Another week another news post.
Perhaps one of the most welcome news items is about the Universal Credit helpline. Government is scrapping the charges for this which can apparently be up to 55p per minute on mobile phones.
The new Universal Credit system has brought forth a clamour of complaints about the hardship caused mainly by the waiting period before payments start – with dramatic increases in rent arrears and evictions following its implementation.
The justification for this is apparently that when you start work you have to wait a while for your first paycheck so payment for UC is lining up with this so you will not lose out when you start work.
However in view of problems that are occurring (and the enormous publicity being given to them), its seems that ministers are now giving “serious thought” to cutting the initial waiting period for payments from six to four weeks around the time of next month’s Budget.
I mentioned a number of consultations in my last newsround. It seems that there are now a few more.
Entitled ‘Protecting Consumers in the Letting and Managing Agent Market this call for evidence is for both letting agent regulation and for regulation regarding the problems associated with long leases.
The consultation paper looks at how regulation could work and the regulatory bodies needed.
Communities secretary Sajid Javid said the consultation is
‘part of my drive to deliver transparency and fairness for the growing number of renters and leaseholders. Our proposed changes to regulate the industry will give landlords, renters and leaseholders the confidence they need to know that their agents must comply with the rules’.

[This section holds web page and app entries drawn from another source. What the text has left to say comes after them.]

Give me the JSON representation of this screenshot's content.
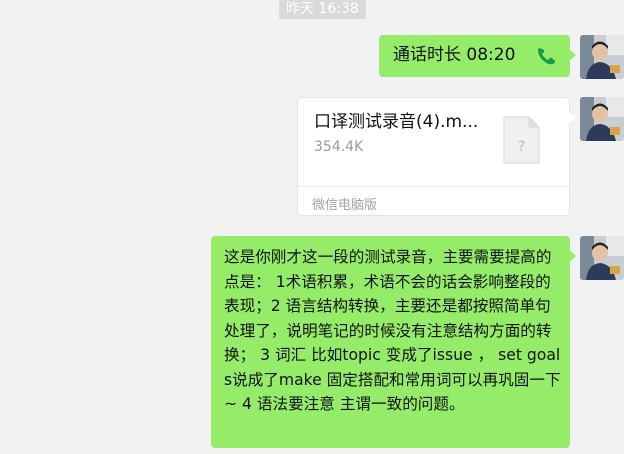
{
  "chat": {
    "timestamp": "昨天 16:38",
    "messages": [
      {
        "type": "call",
        "text": "通话时长 08:20",
        "icon": "phone-icon"
      },
      {
        "type": "file",
        "name": "口译测试录音(4).m...",
        "size": "354.4K",
        "source": "微信电脑版",
        "icon": "unknown-file-icon"
      },
      {
        "type": "text",
        "text": "这是你刚才这一段的测试录音，主要需要提高的点是： 1术语积累，术语不会的话会影响整段的表现；2 语言结构转换，主要还是都按照简单句处理了，说明笔记的时候没有注意结构方面的转换； 3 词汇 比如topic 变成了issue ， set goals说成了make   固定搭配和常用词可以再巩固一下~ 4 语法要注意 主谓一致的问题。"
      }
    ]
  },
  "colors": {
    "background": "#f2f2f2",
    "bubble_green": "#95ec69",
    "call_icon": "#1a9a4a",
    "muted_text": "#9a9a9a"
  }
}
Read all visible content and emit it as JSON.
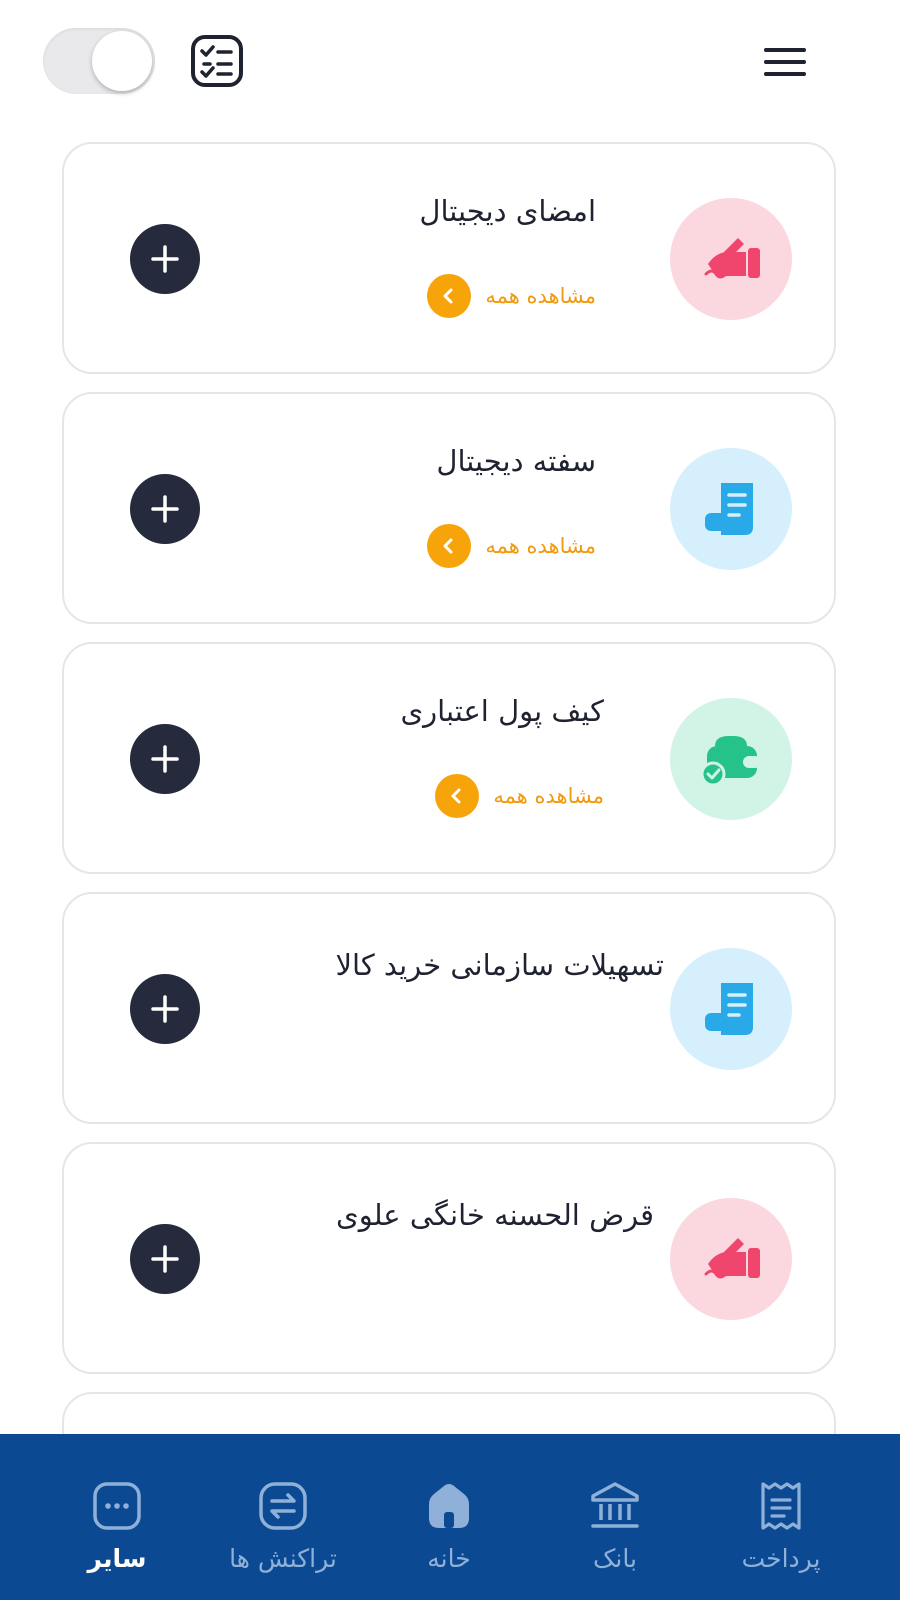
{
  "header": {
    "toggle_state": "off",
    "task_icon": "checklist-icon",
    "menu_icon": "hamburger-menu-icon"
  },
  "colors": {
    "accent_orange": "#f7a40b",
    "dark_button": "#262a3d",
    "nav_background": "#0b4a93",
    "pink_circle": "#fbd8e0",
    "blue_circle": "#d5effc",
    "green_circle": "#d2f4e6"
  },
  "cards": [
    {
      "title": "امضای دیجیتال",
      "view_all": "مشاهده همه",
      "icon": "hand-signature-icon",
      "color": "pink"
    },
    {
      "title": "سفته دیجیتال",
      "view_all": "مشاهده همه",
      "icon": "scroll-document-icon",
      "color": "blue"
    },
    {
      "title": "کیف پول اعتباری",
      "view_all": "مشاهده همه",
      "icon": "wallet-check-icon",
      "color": "green"
    },
    {
      "title": "تسهیلات سازمانی خرید کالا",
      "icon": "scroll-document-icon",
      "color": "blue"
    },
    {
      "title": "قرض الحسنه خانگی علوی",
      "icon": "hand-signature-icon",
      "color": "pink"
    }
  ],
  "bottom_nav": [
    {
      "label": "سایر",
      "icon": "more-dots-icon",
      "active": true
    },
    {
      "label": "تراکنش ها",
      "icon": "transactions-icon",
      "active": false
    },
    {
      "label": "خانه",
      "icon": "home-icon",
      "active": false
    },
    {
      "label": "بانک",
      "icon": "bank-icon",
      "active": false
    },
    {
      "label": "پرداخت",
      "icon": "receipt-icon",
      "active": false
    }
  ]
}
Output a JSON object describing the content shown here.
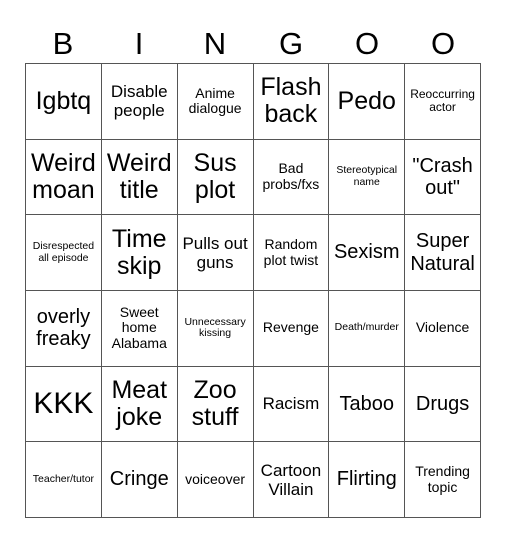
{
  "header": [
    "B",
    "I",
    "N",
    "G",
    "O",
    "O"
  ],
  "cells": [
    [
      "Igbtq",
      "Disable people",
      "Anime dialogue",
      "Flash back",
      "Pedo",
      "Reoccurring actor"
    ],
    [
      "Weird moan",
      "Weird title",
      "Sus plot",
      "Bad probs/fxs",
      "Stereotypical name",
      "\"Crash out\""
    ],
    [
      "Disrespected all episode",
      "Time skip",
      "Pulls out guns",
      "Random plot twist",
      "Sexism",
      "Super Natural"
    ],
    [
      "overly freaky",
      "Sweet home Alabama",
      "Unnecessary kissing",
      "Revenge",
      "Death/murder",
      "Violence"
    ],
    [
      "KKK",
      "Meat joke",
      "Zoo stuff",
      "Racism",
      "Taboo",
      "Drugs"
    ],
    [
      "Teacher/tutor",
      "Cringe",
      "voiceover",
      "Cartoon Villain",
      "Flirting",
      "Trending topic"
    ]
  ]
}
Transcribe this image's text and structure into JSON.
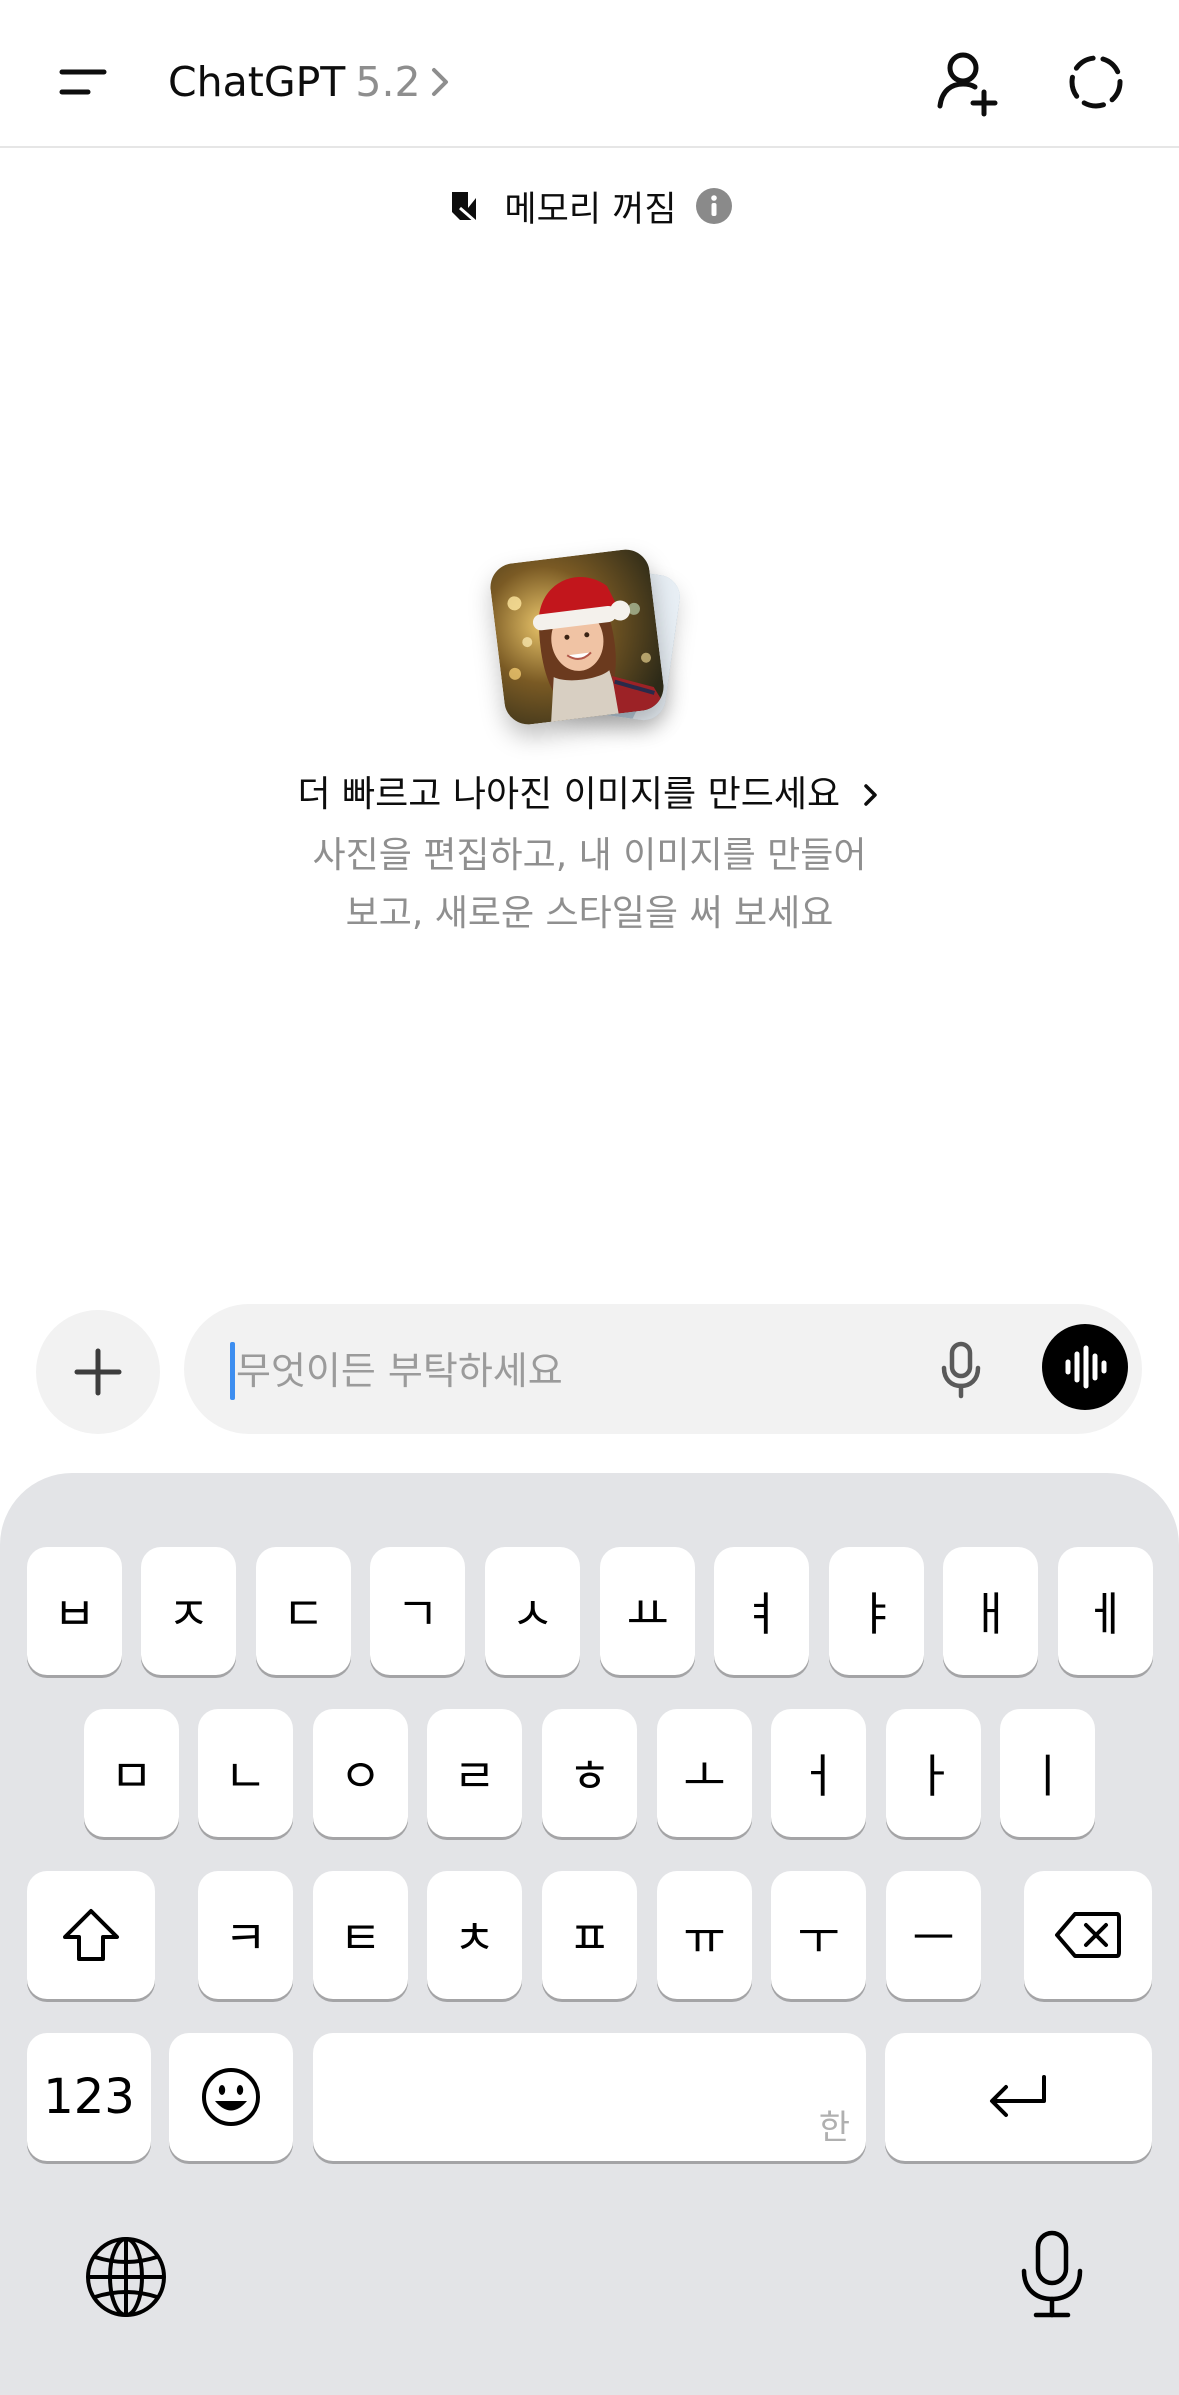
{
  "header": {
    "title": "ChatGPT",
    "version": "5.2"
  },
  "memory": {
    "label": "메모리 꺼짐"
  },
  "promo": {
    "title": "더 빠르고 나아진 이미지를 만드세요",
    "subtitle_line1": "사진을 편집하고, 내 이미지를 만들어",
    "subtitle_line2": "보고, 새로운 스타일을 써 보세요"
  },
  "composer": {
    "placeholder": "무엇이든 부탁하세요"
  },
  "keyboard": {
    "row1": [
      "ㅂ",
      "ㅈ",
      "ㄷ",
      "ㄱ",
      "ㅅ",
      "ㅛ",
      "ㅕ",
      "ㅑ",
      "ㅐ",
      "ㅔ"
    ],
    "row2": [
      "ㅁ",
      "ㄴ",
      "ㅇ",
      "ㄹ",
      "ㅎ",
      "ㅗ",
      "ㅓ",
      "ㅏ",
      "ㅣ"
    ],
    "row3": [
      "ㅋ",
      "ㅌ",
      "ㅊ",
      "ㅍ",
      "ㅠ",
      "ㅜ",
      "ㅡ"
    ],
    "numbers_label": "123",
    "space_hint": "한"
  },
  "icons": {
    "menu": "menu-icon",
    "add_user": "add-user-icon",
    "temp_chat": "temporary-chat-icon",
    "memory": "memory-off-icon",
    "info": "info-icon",
    "plus": "plus-icon",
    "mic": "microphone-icon",
    "voice": "voice-mode-icon",
    "shift": "shift-icon",
    "backspace": "backspace-icon",
    "emoji": "emoji-icon",
    "return": "return-icon",
    "globe": "globe-icon",
    "dictation": "dictation-mic-icon"
  },
  "colors": {
    "caret": "#3d8ef0",
    "keyboard_bg": "#e3e4e7",
    "secondary_text": "#8f8f8f"
  }
}
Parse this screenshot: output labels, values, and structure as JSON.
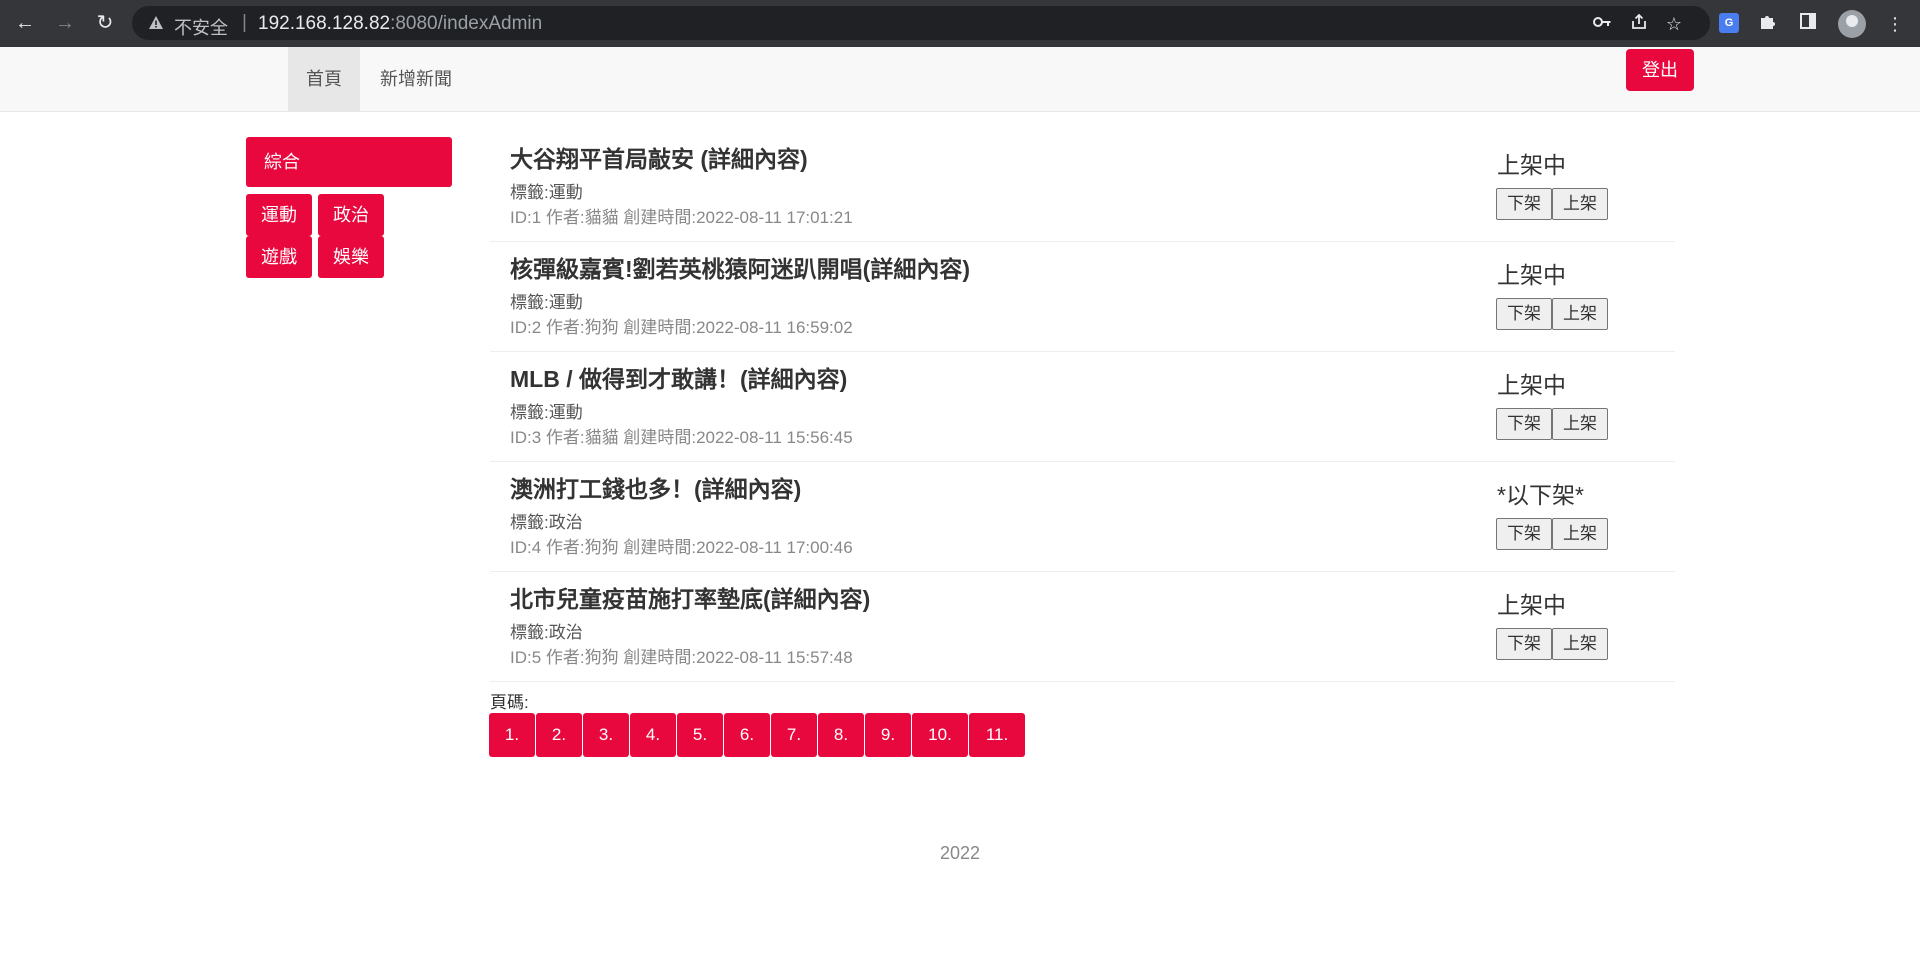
{
  "browser": {
    "insecure_label": "不安全",
    "url_host": "192.168.128.82",
    "url_rest": ":8080/indexAdmin"
  },
  "navbar": {
    "home": "首頁",
    "add_news": "新增新聞",
    "logout": "登出"
  },
  "categories": {
    "all": "綜合",
    "sports": "運動",
    "politics": "政治",
    "games": "遊戲",
    "entertainment": "娛樂"
  },
  "news": [
    {
      "title": "大谷翔平首局敲安 (詳細內容)",
      "tag": "標籤:運動",
      "meta": "ID:1 作者:貓貓 創建時間:2022-08-11 17:01:21",
      "status": "上架中",
      "btn_off": "下架",
      "btn_on": "上架"
    },
    {
      "title": "核彈級嘉賓!劉若英桃猿阿迷趴開唱(詳細內容)",
      "tag": "標籤:運動",
      "meta": "ID:2 作者:狗狗 創建時間:2022-08-11 16:59:02",
      "status": "上架中",
      "btn_off": "下架",
      "btn_on": "上架"
    },
    {
      "title": "MLB / 做得到才敢講！(詳細內容)",
      "tag": "標籤:運動",
      "meta": "ID:3 作者:貓貓 創建時間:2022-08-11 15:56:45",
      "status": "上架中",
      "btn_off": "下架",
      "btn_on": "上架"
    },
    {
      "title": "澳洲打工錢也多！(詳細內容)",
      "tag": "標籤:政治",
      "meta": "ID:4 作者:狗狗 創建時間:2022-08-11 17:00:46",
      "status": "*以下架*",
      "btn_off": "下架",
      "btn_on": "上架"
    },
    {
      "title": "北市兒童疫苗施打率墊底(詳細內容)",
      "tag": "標籤:政治",
      "meta": "ID:5 作者:狗狗 創建時間:2022-08-11 15:57:48",
      "status": "上架中",
      "btn_off": "下架",
      "btn_on": "上架"
    }
  ],
  "pagination": {
    "label": "頁碼:",
    "pages": [
      "1.",
      "2.",
      "3.",
      "4.",
      "5.",
      "6.",
      "7.",
      "8.",
      "9.",
      "10.",
      "11."
    ]
  },
  "footer": {
    "text": "2022"
  },
  "colors": {
    "accent": "#e8083e",
    "chrome": "#35363a",
    "omnibox": "#202124"
  }
}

About time too. The consultation is here and will end on 29 November.
I suspect it could be serious for agents bearing in mind that they are also losing their income from letting fees to tenants. Certainly this is a tough time to be an agent.
While in Wales
There is a consultation on the proposed regulations for determining if a property is fit for human habitation.
You will find this consultation here and it will end on 12 January 2918.
Energy Performance Minimum Standards
We have known this is coming for a long time and government has now finally published some guidance.
All landlords, with a few exceptions, will need to ensure that either their properties have an EPC band E or higher, or are able to claim an exemption.
The main exemption will be that you cannot get funding for improvement works – as you are only required to do the work if it is fully funded.
However just being able to claim an exemption is not enough – you will also need to register this on the National PRS Exemptions Register which, when it is up and running, you will find linked from here.
These rules are due to come in (for new or renewed tenancies) on 1 April 2018 – just five months away – so if your properties do not meet the standard you should give this your urgent attention.
News from the NALS conference
A report here on Property Industry Eye on the NALS conference yesterday indicates that the enforcement of the database of rogue landlords will come into force in April but not the letting agent fee ban, although draft legislation is expected ‘shortly’.
There will be another consultation, also to be published shortly on the introduction of mandatory Client Money Protection. Good.
Lambeth County Court
When I worked in London, a long time ago, Lambeth was my local court and I spend many hours there (not necessarily happy ones though).
Lambeth is one of the courts due to close but it appears that the management of this has been exceptionally cack-handed with no-one seeming to know where cases are being referred to and parties being sent contradictory notices.
The full sorry story is explained on Nearly Legal. As he says, all this will probably cost some people their homes.
Susan Acland-Hood CEO of HM Courts & Tribunals Service, with responsibility for delivery of its major modernisation programme has subsequently tweeted
“I apologise to all those who have been affected by the confusion here. Not acceptable and we will learn lessons.
Which sounds a bit inadequate, to say the least. As Nearly Legal says:
While it is nice that this is a learning opportunity for HMCTS, this is about people potentially losing their home because of ‘the confusion’ (which, I presume, we must read as a euphemism for the complete failure over 2 years to make adequate arrangements, changing the situation at a few days notice and the strange belief that Stratford is anywhere near Lambeth or Southwark).
Ms Acland-Hood has (an official) blog here.
Bad News for Billionaires
Over the past few years, many billionaires have been buying bolt holes in New Zealand seeing this as a safe haven.
However, it looks as if this may have to end as the new Labour PM has just announced a ban on selling properties to foreigners.
Why can’t we do something like that here?
What made me smile this week
I have just seen this report in the Guardian about Sadiq Khan’s plan to increase the rate of affordable house building in London.
I’m glad someone is on the case.